You may recognize the voice, not necessarily the name when you hear Canadian artist, A.C. Newman. His golden billowy swells trademark the innate ability for capable indie pop expression. A more familiar chant for your curiosity may be the potent power pop jams such as Twin Cinema’s “Use It” or Mass Romantic’s “The Fake Headlines”. Yes, undoubtedly the New Pornographers are singular, in terms of sound and musical dexterity in the indie scene. And their fearless leader since the beginning has been Newman himself, hoisting the sails. Newman’s newest outlet is dubbed Shut Down The Streets and it arrived by way of Matador Records on October 9th.
There is something to confide in on this record, something fascinatingly relatable. From the initial outcry on the opener, “I’m not talking” to the flowing outro ballad, “They should have shut down the streets” Newman beautifully choreographs the ups and downs of his recent life happenings and how they happened to have been monstrously transforming. “Until then, until then, until they’ve reason to think I’ve a shot at redemption, until then I’m not talking. No, I’ve never been close, thought you should know, no I’ve never been close I want you to know, No, I’ve never been close, I’ve never been close but I’ve never been far away”. Newman gives us a front row seat; an open window into his being with these words as he ostensibly unloads his inner workings. The vocal and lyrical sincerity are contagious along with the smattering of folk instruments mixed with poppy electronic havens that target the most focused of listeners. One would do well to be sensitive with this album as it holds the gripping force of Newman’s internal process with the recent death of his mother and the recent birth of his son, Stellan.
There are hints of James Mercer-esque melodies on this record also. Newman has his own unique way about him, still some of the guitar tones, arrangements and vocal qualities are reminiscent of The Shins and their frilly contribution to the indie scene. A.C. Newman has the vintage edge down though; with ideal guitar selections on top of electronics (but not too much) and the palpable folk percussive touch as well. Most of the characteristics on this album are fitting, which makes the album cover incredibly poignant. Newman’s façade blanketed by a forest with the center focusing on Newman atop a fallen tree potentially hinting at a metaphorical triumph of some sort. From the cover to the lyrical content to the instrumentation there is a new philosophy brewing. His recent brush with absence and presence has left a mark on his songwriting and it is unmistakable with every note. “It’s hard to understand the absence, we had to be there. We swapped up to the problem bright and it’s so bright, it takes no dry.
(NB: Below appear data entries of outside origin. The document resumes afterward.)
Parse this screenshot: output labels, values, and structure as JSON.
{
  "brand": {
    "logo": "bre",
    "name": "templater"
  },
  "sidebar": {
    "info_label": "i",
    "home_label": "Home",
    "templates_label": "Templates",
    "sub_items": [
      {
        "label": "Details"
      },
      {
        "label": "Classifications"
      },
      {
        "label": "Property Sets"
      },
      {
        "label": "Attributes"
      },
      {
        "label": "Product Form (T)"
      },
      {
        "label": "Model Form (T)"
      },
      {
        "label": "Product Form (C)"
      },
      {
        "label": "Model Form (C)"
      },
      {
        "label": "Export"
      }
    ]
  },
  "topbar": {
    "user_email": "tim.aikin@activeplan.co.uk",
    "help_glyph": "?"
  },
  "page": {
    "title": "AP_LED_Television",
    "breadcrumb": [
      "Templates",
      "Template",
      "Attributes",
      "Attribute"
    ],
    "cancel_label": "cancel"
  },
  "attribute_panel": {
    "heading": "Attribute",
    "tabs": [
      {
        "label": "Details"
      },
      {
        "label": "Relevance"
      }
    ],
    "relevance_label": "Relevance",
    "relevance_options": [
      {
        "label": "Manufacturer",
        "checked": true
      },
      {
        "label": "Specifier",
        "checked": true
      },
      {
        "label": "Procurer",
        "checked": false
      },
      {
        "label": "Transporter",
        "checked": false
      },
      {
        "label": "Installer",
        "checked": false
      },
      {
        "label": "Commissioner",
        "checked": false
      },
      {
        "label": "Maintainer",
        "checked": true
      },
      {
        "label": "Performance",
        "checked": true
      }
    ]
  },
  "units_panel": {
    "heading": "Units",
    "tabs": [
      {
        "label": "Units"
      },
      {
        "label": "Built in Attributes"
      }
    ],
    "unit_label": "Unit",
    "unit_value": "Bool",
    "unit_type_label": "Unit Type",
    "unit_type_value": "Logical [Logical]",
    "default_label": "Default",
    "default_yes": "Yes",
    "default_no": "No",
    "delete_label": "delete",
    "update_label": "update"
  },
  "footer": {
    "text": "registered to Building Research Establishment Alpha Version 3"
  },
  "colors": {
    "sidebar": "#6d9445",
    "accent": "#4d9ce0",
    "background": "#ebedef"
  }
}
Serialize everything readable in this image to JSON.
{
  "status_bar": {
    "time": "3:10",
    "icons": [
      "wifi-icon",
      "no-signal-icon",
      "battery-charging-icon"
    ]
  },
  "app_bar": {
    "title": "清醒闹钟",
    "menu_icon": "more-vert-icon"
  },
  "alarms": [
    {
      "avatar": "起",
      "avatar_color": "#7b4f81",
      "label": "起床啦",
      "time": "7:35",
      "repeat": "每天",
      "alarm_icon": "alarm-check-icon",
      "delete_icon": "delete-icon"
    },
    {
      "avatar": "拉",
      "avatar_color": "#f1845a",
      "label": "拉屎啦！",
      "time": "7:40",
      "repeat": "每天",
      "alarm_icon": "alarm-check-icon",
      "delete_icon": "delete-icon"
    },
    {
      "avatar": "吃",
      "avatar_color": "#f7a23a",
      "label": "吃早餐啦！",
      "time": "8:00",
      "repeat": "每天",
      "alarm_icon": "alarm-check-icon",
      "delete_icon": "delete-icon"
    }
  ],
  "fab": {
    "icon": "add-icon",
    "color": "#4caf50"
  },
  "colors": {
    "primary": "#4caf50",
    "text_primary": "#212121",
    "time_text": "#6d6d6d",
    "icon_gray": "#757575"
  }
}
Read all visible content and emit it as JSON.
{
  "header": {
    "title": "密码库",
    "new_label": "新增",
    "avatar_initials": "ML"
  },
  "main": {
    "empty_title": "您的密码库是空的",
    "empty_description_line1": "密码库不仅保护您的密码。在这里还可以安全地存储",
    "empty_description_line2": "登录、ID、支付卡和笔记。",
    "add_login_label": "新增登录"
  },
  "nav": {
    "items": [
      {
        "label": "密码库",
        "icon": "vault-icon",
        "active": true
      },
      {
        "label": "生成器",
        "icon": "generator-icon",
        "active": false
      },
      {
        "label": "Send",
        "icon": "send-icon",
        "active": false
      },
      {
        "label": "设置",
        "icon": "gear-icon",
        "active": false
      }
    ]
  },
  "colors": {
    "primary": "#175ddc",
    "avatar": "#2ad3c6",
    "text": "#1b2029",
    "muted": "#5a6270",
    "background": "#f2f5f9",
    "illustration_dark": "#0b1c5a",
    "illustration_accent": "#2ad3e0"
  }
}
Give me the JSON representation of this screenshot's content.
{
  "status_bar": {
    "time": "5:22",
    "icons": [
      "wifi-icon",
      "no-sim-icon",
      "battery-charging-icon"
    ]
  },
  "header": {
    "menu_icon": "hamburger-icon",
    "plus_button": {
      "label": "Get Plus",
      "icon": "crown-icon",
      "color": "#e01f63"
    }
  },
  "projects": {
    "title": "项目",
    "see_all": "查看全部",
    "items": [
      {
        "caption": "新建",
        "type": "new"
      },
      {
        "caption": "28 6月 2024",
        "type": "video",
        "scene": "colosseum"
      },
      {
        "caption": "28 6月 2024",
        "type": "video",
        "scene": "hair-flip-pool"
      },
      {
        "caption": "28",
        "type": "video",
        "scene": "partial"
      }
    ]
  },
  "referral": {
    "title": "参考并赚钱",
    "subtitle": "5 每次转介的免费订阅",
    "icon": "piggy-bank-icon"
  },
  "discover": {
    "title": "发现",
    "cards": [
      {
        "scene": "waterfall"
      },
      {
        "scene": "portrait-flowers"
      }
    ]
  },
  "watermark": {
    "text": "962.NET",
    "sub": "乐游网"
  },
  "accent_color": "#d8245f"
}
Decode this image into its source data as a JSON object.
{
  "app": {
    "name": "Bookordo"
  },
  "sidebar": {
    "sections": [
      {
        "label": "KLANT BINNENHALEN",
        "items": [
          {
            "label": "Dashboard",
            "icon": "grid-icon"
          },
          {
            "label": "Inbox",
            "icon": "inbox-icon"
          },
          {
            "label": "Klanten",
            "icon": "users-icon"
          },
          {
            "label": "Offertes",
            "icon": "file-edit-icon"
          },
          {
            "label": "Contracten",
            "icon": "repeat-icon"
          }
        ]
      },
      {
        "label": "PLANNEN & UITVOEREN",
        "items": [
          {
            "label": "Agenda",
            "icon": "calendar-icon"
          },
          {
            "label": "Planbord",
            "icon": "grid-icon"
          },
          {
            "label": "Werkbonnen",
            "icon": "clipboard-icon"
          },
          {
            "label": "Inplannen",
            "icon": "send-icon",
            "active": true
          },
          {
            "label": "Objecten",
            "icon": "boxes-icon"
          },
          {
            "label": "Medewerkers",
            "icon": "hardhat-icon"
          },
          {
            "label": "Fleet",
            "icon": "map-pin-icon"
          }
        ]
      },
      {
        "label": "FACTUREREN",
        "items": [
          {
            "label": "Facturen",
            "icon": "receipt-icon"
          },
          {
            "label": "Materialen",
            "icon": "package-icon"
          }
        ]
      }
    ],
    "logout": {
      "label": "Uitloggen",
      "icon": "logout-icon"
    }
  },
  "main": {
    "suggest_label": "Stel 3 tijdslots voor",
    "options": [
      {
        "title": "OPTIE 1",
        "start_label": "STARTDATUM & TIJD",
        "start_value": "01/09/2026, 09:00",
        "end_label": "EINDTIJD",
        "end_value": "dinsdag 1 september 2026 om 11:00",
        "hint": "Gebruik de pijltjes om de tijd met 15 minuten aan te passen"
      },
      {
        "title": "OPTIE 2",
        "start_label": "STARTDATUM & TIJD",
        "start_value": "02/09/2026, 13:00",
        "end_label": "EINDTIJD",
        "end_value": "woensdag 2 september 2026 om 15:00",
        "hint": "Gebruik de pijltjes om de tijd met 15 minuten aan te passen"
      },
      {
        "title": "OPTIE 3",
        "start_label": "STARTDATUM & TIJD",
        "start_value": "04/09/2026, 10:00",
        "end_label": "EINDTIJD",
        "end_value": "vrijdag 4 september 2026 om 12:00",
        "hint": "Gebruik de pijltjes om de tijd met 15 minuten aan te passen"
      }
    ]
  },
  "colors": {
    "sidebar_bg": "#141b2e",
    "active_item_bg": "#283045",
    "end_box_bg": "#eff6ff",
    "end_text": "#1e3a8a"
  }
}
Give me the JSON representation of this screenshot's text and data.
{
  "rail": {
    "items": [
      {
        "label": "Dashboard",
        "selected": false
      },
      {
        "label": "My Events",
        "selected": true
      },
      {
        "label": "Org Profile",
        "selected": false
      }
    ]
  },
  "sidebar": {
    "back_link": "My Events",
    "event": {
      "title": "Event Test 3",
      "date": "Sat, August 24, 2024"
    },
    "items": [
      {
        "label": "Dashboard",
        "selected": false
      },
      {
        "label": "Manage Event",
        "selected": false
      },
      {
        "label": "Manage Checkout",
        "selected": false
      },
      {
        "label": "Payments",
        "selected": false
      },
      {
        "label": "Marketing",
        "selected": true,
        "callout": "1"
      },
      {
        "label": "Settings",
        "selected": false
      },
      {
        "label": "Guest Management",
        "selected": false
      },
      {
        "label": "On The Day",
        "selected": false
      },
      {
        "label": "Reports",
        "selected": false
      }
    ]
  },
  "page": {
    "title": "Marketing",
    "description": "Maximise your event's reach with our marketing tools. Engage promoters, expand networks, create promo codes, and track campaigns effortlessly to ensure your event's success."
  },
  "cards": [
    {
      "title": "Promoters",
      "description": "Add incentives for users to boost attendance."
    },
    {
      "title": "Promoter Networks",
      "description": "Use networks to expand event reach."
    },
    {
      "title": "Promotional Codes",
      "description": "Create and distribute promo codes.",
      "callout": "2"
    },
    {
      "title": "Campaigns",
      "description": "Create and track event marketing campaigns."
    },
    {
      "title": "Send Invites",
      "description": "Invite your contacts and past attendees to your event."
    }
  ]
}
But is it too much to lose or too little left to live for?” These lyrics from the track, “Wasted English” are perhaps the evidence of the remnants of doubt in his life. It is still there but he gets it. He is questioning but he accepts the factors out of his control. Superb album in every facet, it is the first time in a while I have been able to emotionally engage in an album right from the get go.